Every Christian shares in the mission of Christ in a unique and personal way. Bishops, priests and deacons share in Christ’s mission through the ordained ministry. Men and women Religious share in it through the spousal love manifested in the spirit of the evangelical counsels of chastity, poverty and obedience. The Christian laity share in Christ’s mission: the fathers and mothers of families, old people, young people and children; simple people and those who are highly educated; people who till the soil, factory workers, engineers, technicians, doctors, nurses and healthcare personnel. Christ’s mission is shared by teachers, by men and women in the legal professions, and those who serve in public life. Writers, people who work in the theater and cinema and the media, artists, musicians, sculptors and painters – all have a part in this mission, part in the messianic mission of Jesus Christ. In this mission there is a role for university professors, scientists, specialists in every field, and people in the world of culture. In Christ’s mission a part belongs to you, the citizens of the Philippines and people of the Far East: Chinese, Japanese, Koreans, Vietnamese, Indians; Christians from Australia, New Zealand and the Pacific; Christians from the Middle East, Europe and Africa, the Americas. Every baptized person has a part in Christ’s mission, in the Church and through the Church. And this participation in Christ’s mission constitutes the Church. That is the Church: a living participation in Christ’s mission! Do you all understand that? (From the Homily of Bl. John Paul II during the Final Mass of WYD in Manila, January 15, 1995)

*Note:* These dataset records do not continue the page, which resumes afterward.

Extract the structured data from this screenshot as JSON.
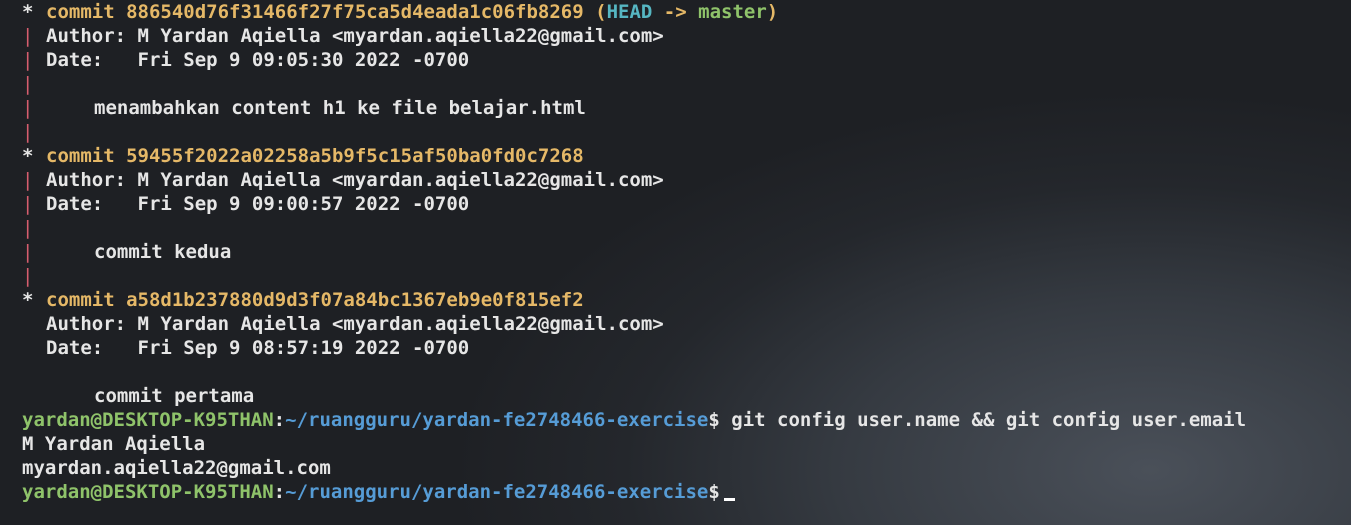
{
  "commits": [
    {
      "star": "*",
      "label": "commit",
      "hash": "886540d76f31466f27f75ca5d4eada1c06fb8269",
      "ref_open": "(",
      "ref_head": "HEAD",
      "ref_arrow": "->",
      "ref_branch": "master",
      "ref_close": ")",
      "author": "Author: M Yardan Aqiella <myardan.aqiella22@gmail.com>",
      "date": "Date:   Fri Sep 9 09:05:30 2022 -0700",
      "message": "menambahkan content h1 ke file belajar.html"
    },
    {
      "star": "*",
      "label": "commit",
      "hash": "59455f2022a02258a5b9f5c15af50ba0fd0c7268",
      "author": "Author: M Yardan Aqiella <myardan.aqiella22@gmail.com>",
      "date": "Date:   Fri Sep 9 09:00:57 2022 -0700",
      "message": "commit kedua"
    },
    {
      "star": "*",
      "label": "commit",
      "hash": "a58d1b237880d9d3f07a84bc1367eb9e0f815ef2",
      "author": "Author: M Yardan Aqiella <myardan.aqiella22@gmail.com>",
      "date": "Date:   Fri Sep 9 08:57:19 2022 -0700",
      "message": "commit pertama"
    }
  ],
  "graph_bar": "|",
  "prompt": {
    "user_host": "yardan@DESKTOP-K95THAN",
    "colon": ":",
    "path": "~/ruangguru/yardan-fe2748466-exercise",
    "dollar": "$"
  },
  "command": "git config user.name && git config user.email",
  "output": [
    "M Yardan Aqiella",
    "myardan.aqiella22@gmail.com"
  ],
  "colors": {
    "background": "#1e2024",
    "hash": "#e5b867",
    "head": "#56b6c2",
    "branch": "#8fc36a",
    "graph_bar": "#d65d6e",
    "prompt_user": "#8fc36a",
    "prompt_path": "#569cd6"
  }
}
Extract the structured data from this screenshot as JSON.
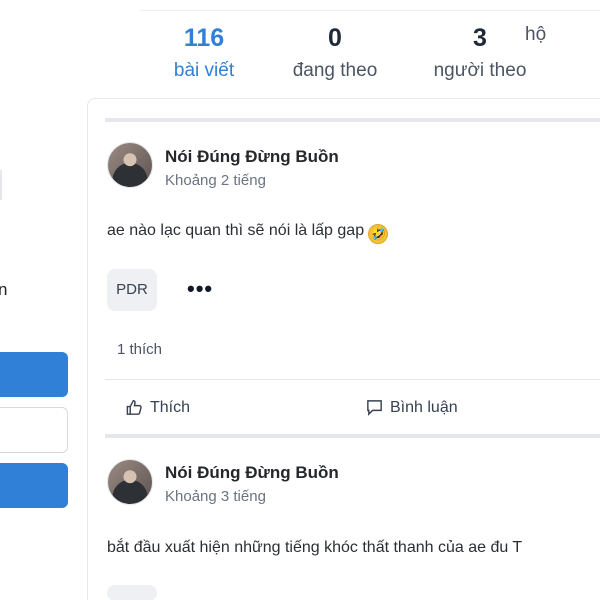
{
  "profile_stats": [
    {
      "value": "116",
      "label": "bài viết",
      "active": true
    },
    {
      "value": "0",
      "label": "đang theo",
      "active": false
    },
    {
      "value": "3",
      "label": "người theo",
      "active": false
    },
    {
      "value": "",
      "label": "hộ",
      "active": false
    }
  ],
  "left_panel": {
    "text": "n"
  },
  "posts": [
    {
      "author": "Nói Đúng Đừng Buồn",
      "time": "Khoảng 2 tiếng",
      "content": "ae nào lạc quan thì sẽ nói là lấp gap",
      "emoji": "🤣",
      "tag": "PDR",
      "more": "•••",
      "likes": "1 thích",
      "actions": {
        "like": "Thích",
        "comment": "Bình luận"
      }
    },
    {
      "author": "Nói Đúng Đừng Buồn",
      "time": "Khoảng 3 tiếng",
      "content": "bắt đầu xuất hiện những tiếng khóc thất thanh của ae đu T"
    }
  ],
  "colors": {
    "accent": "#2f80d6",
    "text": "#1f2937",
    "muted": "#6b7280",
    "border": "#e5e7eb"
  },
  "icons": [
    "thumbs-up-icon",
    "comment-icon",
    "more-options-icon",
    "laughing-emoji-icon"
  ]
}
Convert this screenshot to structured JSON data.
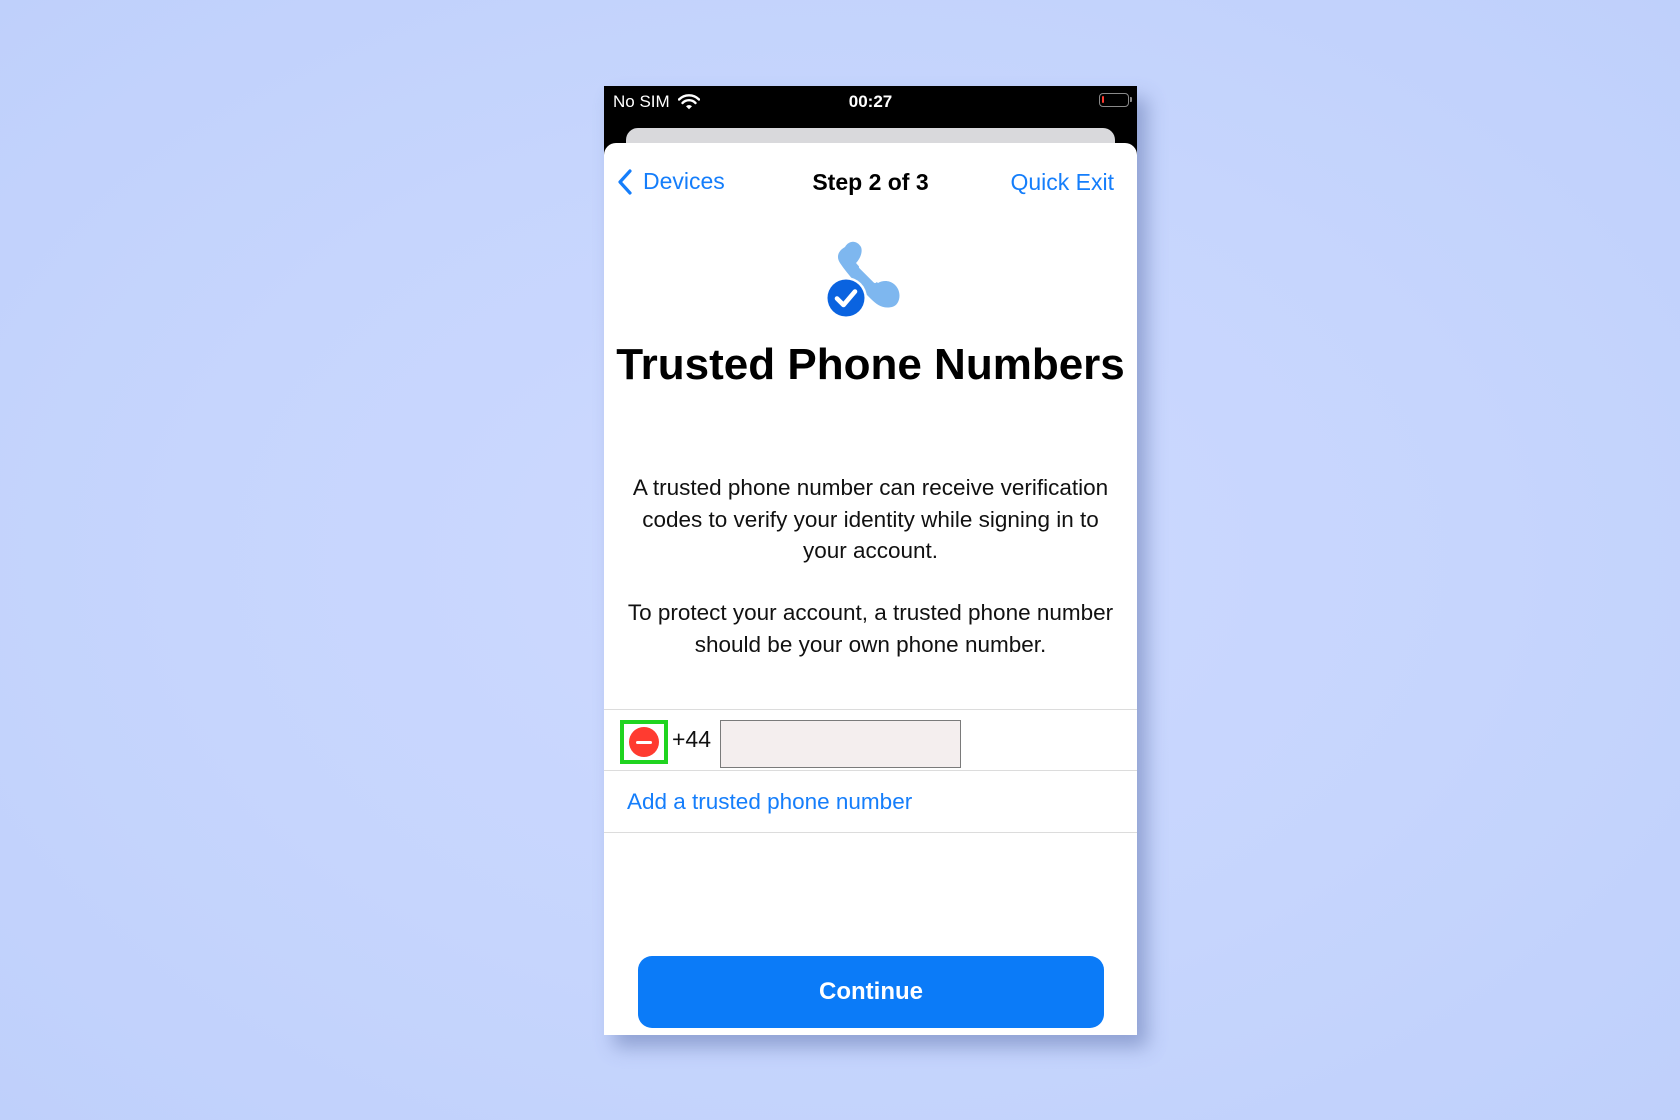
{
  "status_bar": {
    "carrier": "No SIM",
    "time": "00:27",
    "battery_level": 0.1,
    "battery_color": "#ff3b30"
  },
  "nav": {
    "back_label": "Devices",
    "title": "Step 2 of 3",
    "quick_exit_label": "Quick Exit"
  },
  "page": {
    "title": "Trusted Phone Numbers",
    "description_1": "A trusted phone number can receive verification codes to verify your identity while signing in to your account.",
    "description_2": "To protect your account, a trusted phone number should be your own phone number."
  },
  "phone_entry": {
    "country_code": "+44",
    "value": "",
    "placeholder": ""
  },
  "add_link_label": "Add a trusted phone number",
  "continue_label": "Continue",
  "colors": {
    "accent": "#157efb",
    "button": "#0b7bf8",
    "delete": "#ff3b30",
    "highlight": "#20d420"
  },
  "icons": {
    "wifi": "wifi-icon",
    "battery": "battery-icon",
    "back": "chevron-left-icon",
    "hero": "phone-checkmark-icon",
    "delete": "minus-circle-icon"
  }
}
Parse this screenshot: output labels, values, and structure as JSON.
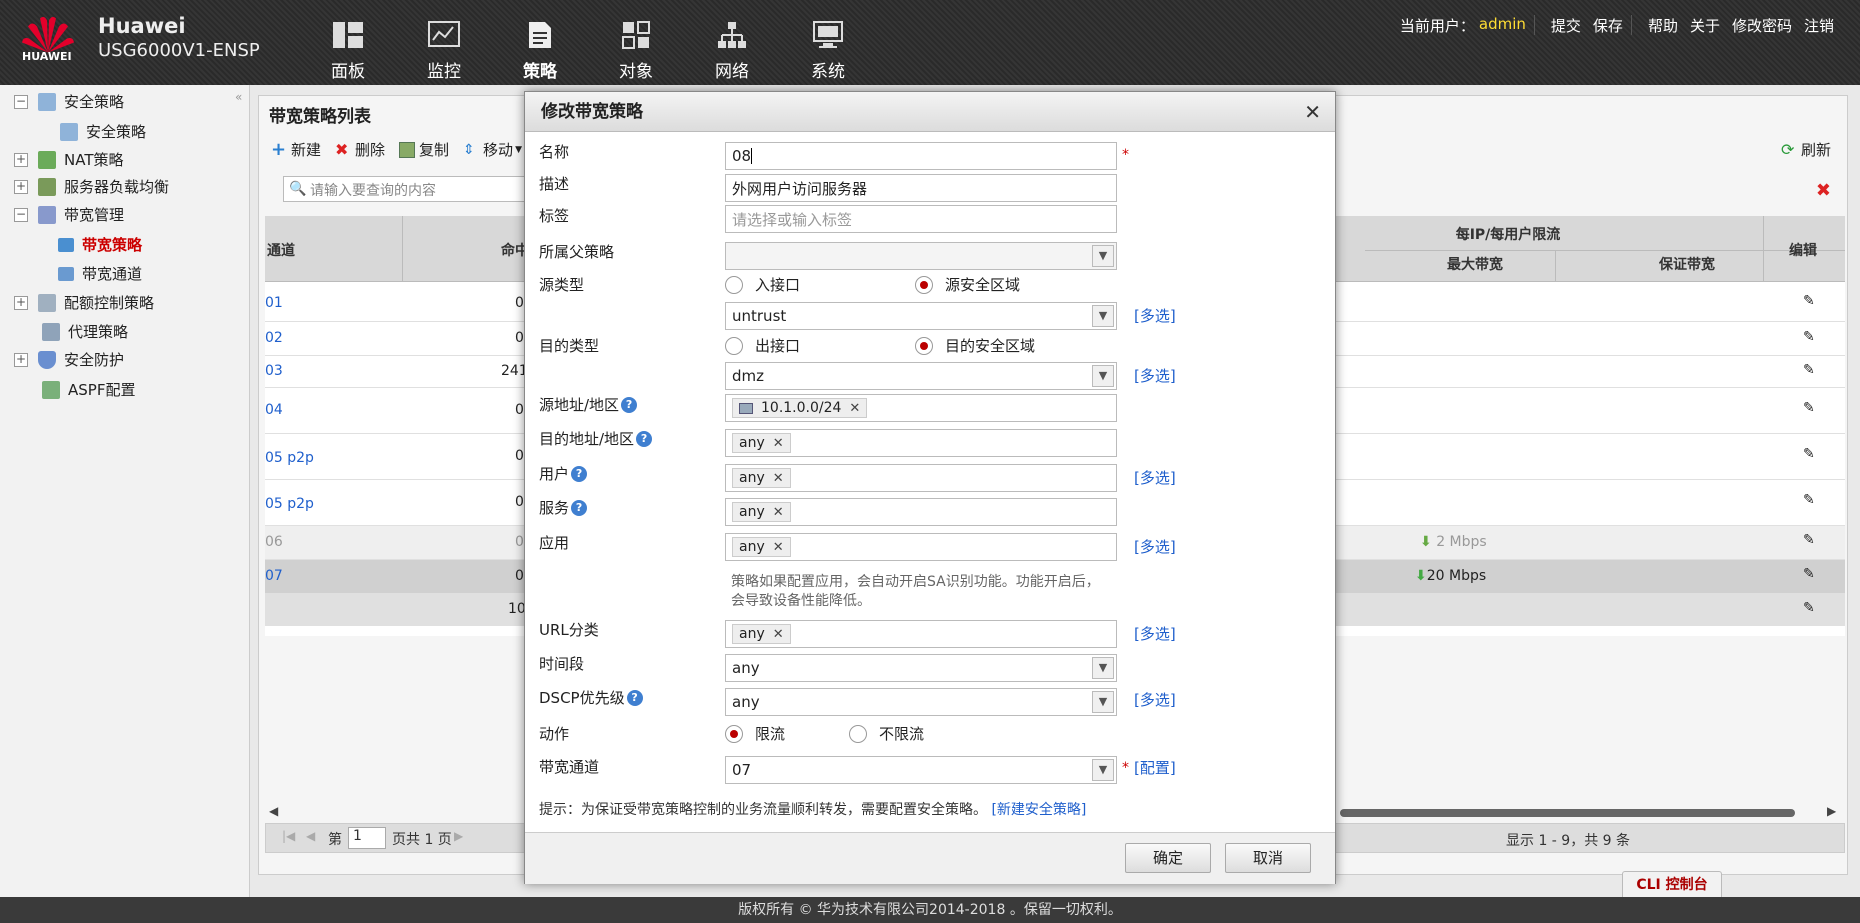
{
  "header": {
    "brand": "Huawei",
    "logo_text": "HUAWEI",
    "model": "USG6000V1-ENSP",
    "nav": [
      {
        "label": "面板",
        "icon": "dashboard-icon"
      },
      {
        "label": "监控",
        "icon": "monitor-icon"
      },
      {
        "label": "策略",
        "icon": "policy-icon"
      },
      {
        "label": "对象",
        "icon": "object-icon"
      },
      {
        "label": "网络",
        "icon": "network-icon"
      },
      {
        "label": "系统",
        "icon": "system-icon"
      }
    ],
    "current_user_label": "当前用户：",
    "user": "admin",
    "links": [
      "提交",
      "保存",
      "帮助",
      "关于",
      "修改密码",
      "注销"
    ]
  },
  "sidebar": {
    "items": [
      {
        "label": "安全策略",
        "icon": "security-policy-icon"
      },
      {
        "label": "安全策略",
        "icon": "security-policy-sub-icon"
      },
      {
        "label": "NAT策略",
        "icon": "nat-icon"
      },
      {
        "label": "服务器负载均衡",
        "icon": "load-balance-icon"
      },
      {
        "label": "带宽管理",
        "icon": "bandwidth-manage-icon"
      },
      {
        "label": "带宽策略",
        "icon": "bandwidth-policy-icon"
      },
      {
        "label": "带宽通道",
        "icon": "bandwidth-channel-icon"
      },
      {
        "label": "配额控制策略",
        "icon": "quota-icon"
      },
      {
        "label": "代理策略",
        "icon": "proxy-icon"
      },
      {
        "label": "安全防护",
        "icon": "shield-icon"
      },
      {
        "label": "ASPF配置",
        "icon": "aspf-icon"
      }
    ]
  },
  "panel": {
    "title": "带宽策略列表",
    "toolbar": {
      "new": "新建",
      "delete": "删除",
      "copy": "复制",
      "move": "移动",
      "refresh": "刷新"
    },
    "search_placeholder": "请输入要查询的内容",
    "columns": {
      "channel": "通道",
      "hits": "命中",
      "per_ip": "每IP/每用户限流",
      "max_bw": "最大带宽",
      "guaranteed_bw": "保证带宽",
      "edit": "编辑"
    },
    "rows": [
      {
        "name": "01",
        "hits": "0",
        "max": ""
      },
      {
        "name": "02",
        "hits": "0",
        "max": ""
      },
      {
        "name": "03",
        "hits": "241",
        "max": ""
      },
      {
        "name": "04",
        "hits": "0",
        "max": ""
      },
      {
        "name": "05 p2p",
        "hits": "0",
        "max": ""
      },
      {
        "name": "05 p2p",
        "hits": "0",
        "max": ""
      },
      {
        "name": "06",
        "hits": "0",
        "max": "2 Mbps"
      },
      {
        "name": "07",
        "hits": "0",
        "max": "20 Mbps"
      },
      {
        "name": "",
        "hits": "10",
        "max": ""
      }
    ],
    "pager": {
      "page_prefix": "第",
      "page": "1",
      "total": "页共 1 页",
      "summary": "显示 1 - 9，共 9 条"
    }
  },
  "dialog": {
    "title": "修改带宽策略",
    "fields": {
      "name_label": "名称",
      "name_value": "08",
      "desc_label": "描述",
      "desc_value": "外网用户访问服务器",
      "tag_label": "标签",
      "tag_placeholder": "请选择或输入标签",
      "parent_label": "所属父策略",
      "parent_value": "",
      "src_type_label": "源类型",
      "src_opt1": "入接口",
      "src_opt2": "源安全区域",
      "src_zone": "untrust",
      "dst_type_label": "目的类型",
      "dst_opt1": "出接口",
      "dst_opt2": "目的安全区域",
      "dst_zone": "dmz",
      "src_addr_label": "源地址/地区",
      "src_addr_tag": "10.1.0.0/24",
      "dst_addr_label": "目的地址/地区",
      "dst_addr_tag": "any",
      "user_label": "用户",
      "user_tag": "any",
      "service_label": "服务",
      "service_tag": "any",
      "app_label": "应用",
      "app_tag": "any",
      "app_note": "策略如果配置应用，会自动开启SA识别功能。功能开启后，会导致设备性能降低。",
      "url_label": "URL分类",
      "url_tag": "any",
      "time_label": "时间段",
      "time_value": "any",
      "dscp_label": "DSCP优先级",
      "dscp_value": "any",
      "action_label": "动作",
      "action_opt1": "限流",
      "action_opt2": "不限流",
      "channel_label": "带宽通道",
      "channel_value": "07"
    },
    "multi_select": "[多选]",
    "config_link": "[配置]",
    "required": "*",
    "help": "?",
    "hint_text": "提示：为保证受带宽策略控制的业务流量顺利转发，需要配置安全策略。",
    "hint_link": "[新建安全策略]",
    "ok": "确定",
    "cancel": "取消"
  },
  "footer": {
    "copyright": "版权所有 © 华为技术有限公司2014-2018 。保留一切权利。",
    "cli": "CLI 控制台"
  },
  "colors": {
    "accent": "#1f5fcc",
    "active": "#cc0000",
    "user": "#ffdd33"
  }
}
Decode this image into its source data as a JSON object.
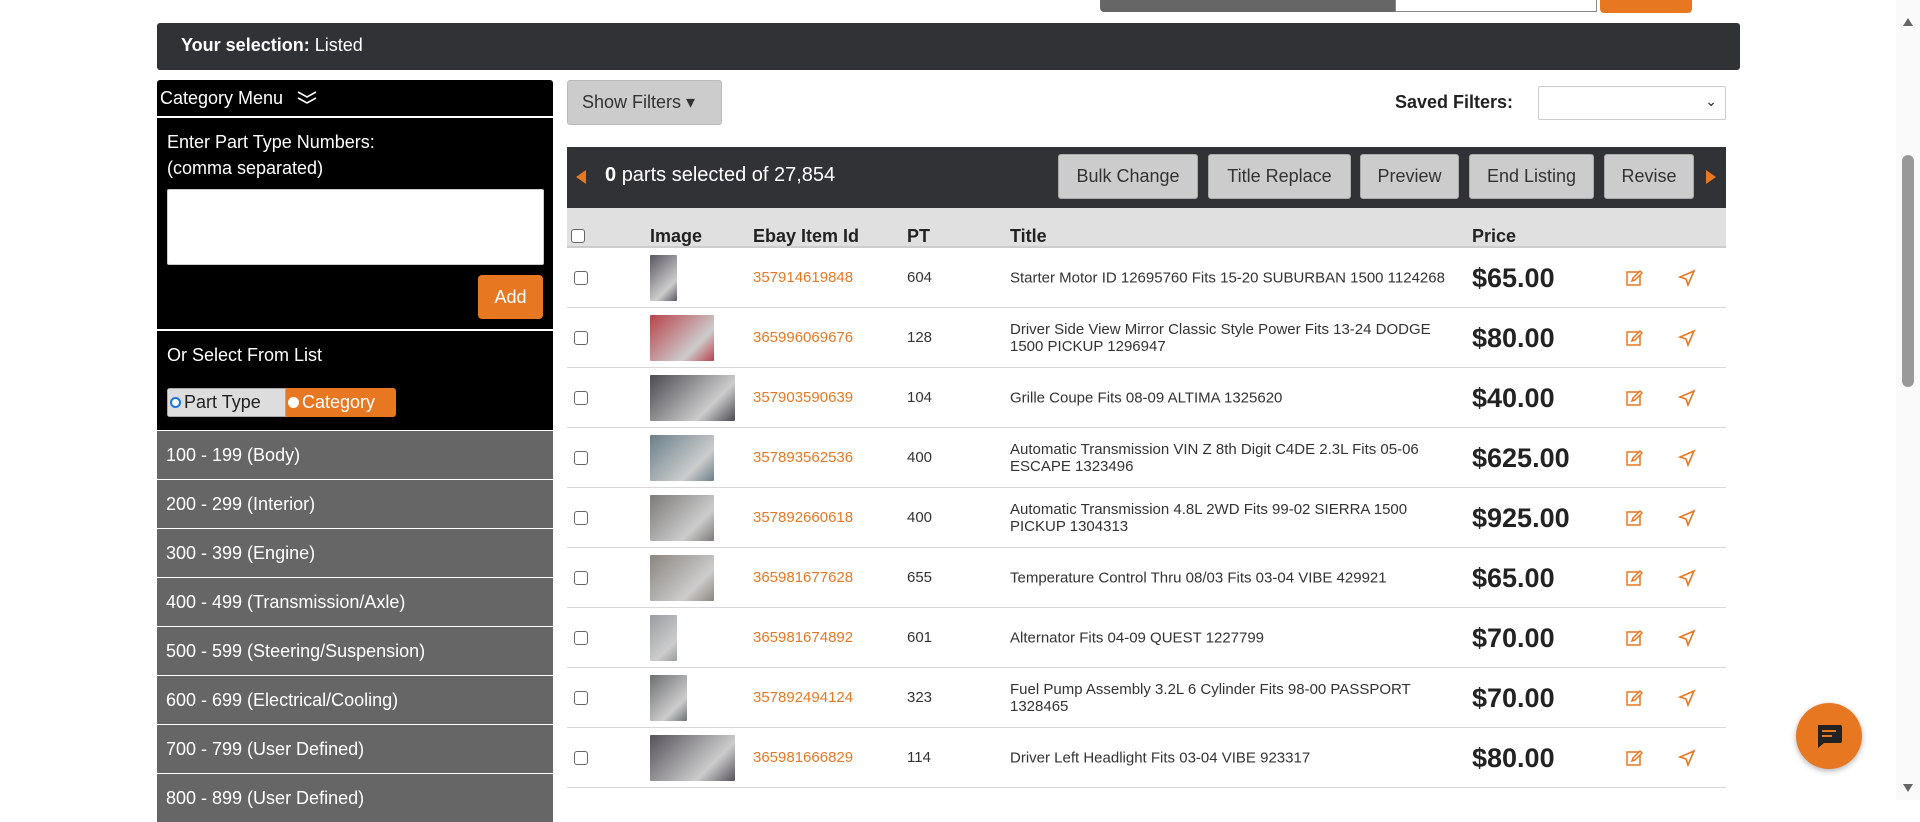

As a high school student, I listened to these words filled with so much hope, so much fire within me. Yes, I share in this mission! I will continue on with my education, study to become a doctor, and fulfill my part of Christ’s mission, in and through the Church. I dreamed as a 16-year-old would–with boundless energy and limitless possibilities.
But did I, do I, really understand that?
Do I understand that even if I don’t get sent out into missions, I am still a missionary–teaching the Gospel, living the Gospel? Do I grasp the truth that even if I am not celibate, I am still called to a life of chastity and holiness? Do I comprehend that my vocation as a wife and mother is more than just fulfilling daily duties and managing expectations, but involves doing it all for the greater glory of God?
That vocation is more than just terminology–it is a way of life. I may be doing the same things other moms might be doing, but the very fact that I consciously offer my daily work to Christ, for the advancement of His kingdom, then that should spell the difference. That I, living out my vocation, can make a difference.
Jesus did not say: “if you would like to, if you have the time”, but: “Go and make disciples of all nations.” Sharing the experience of faith, bearing witness to the faith, proclaiming the Gospel: this is a command that the Lord entrusts to the whole Church, and that includes you; but it is a command that is born not from a desire for domination or power but from the force of love, from the fact that Jesus first came into our midst and gave us, not a part of himself, but the whole of himself, he gave his life in order to save us and to show us the love and mercy of God.
Jesus Christ is counting on you! The Church is counting on you! The Pope is counting on you! May Mary, Mother of Jesus and our Mother, always accompany you with her tenderness: “Go and make disciples of all nations”. Amen. (From the Homily of Pope Francis during the Final Mass of WYD 2013, Rio de Janeiro)
Be like the mustard seed. Be like the yeast (Matthew 13:13-35). And go make a difference.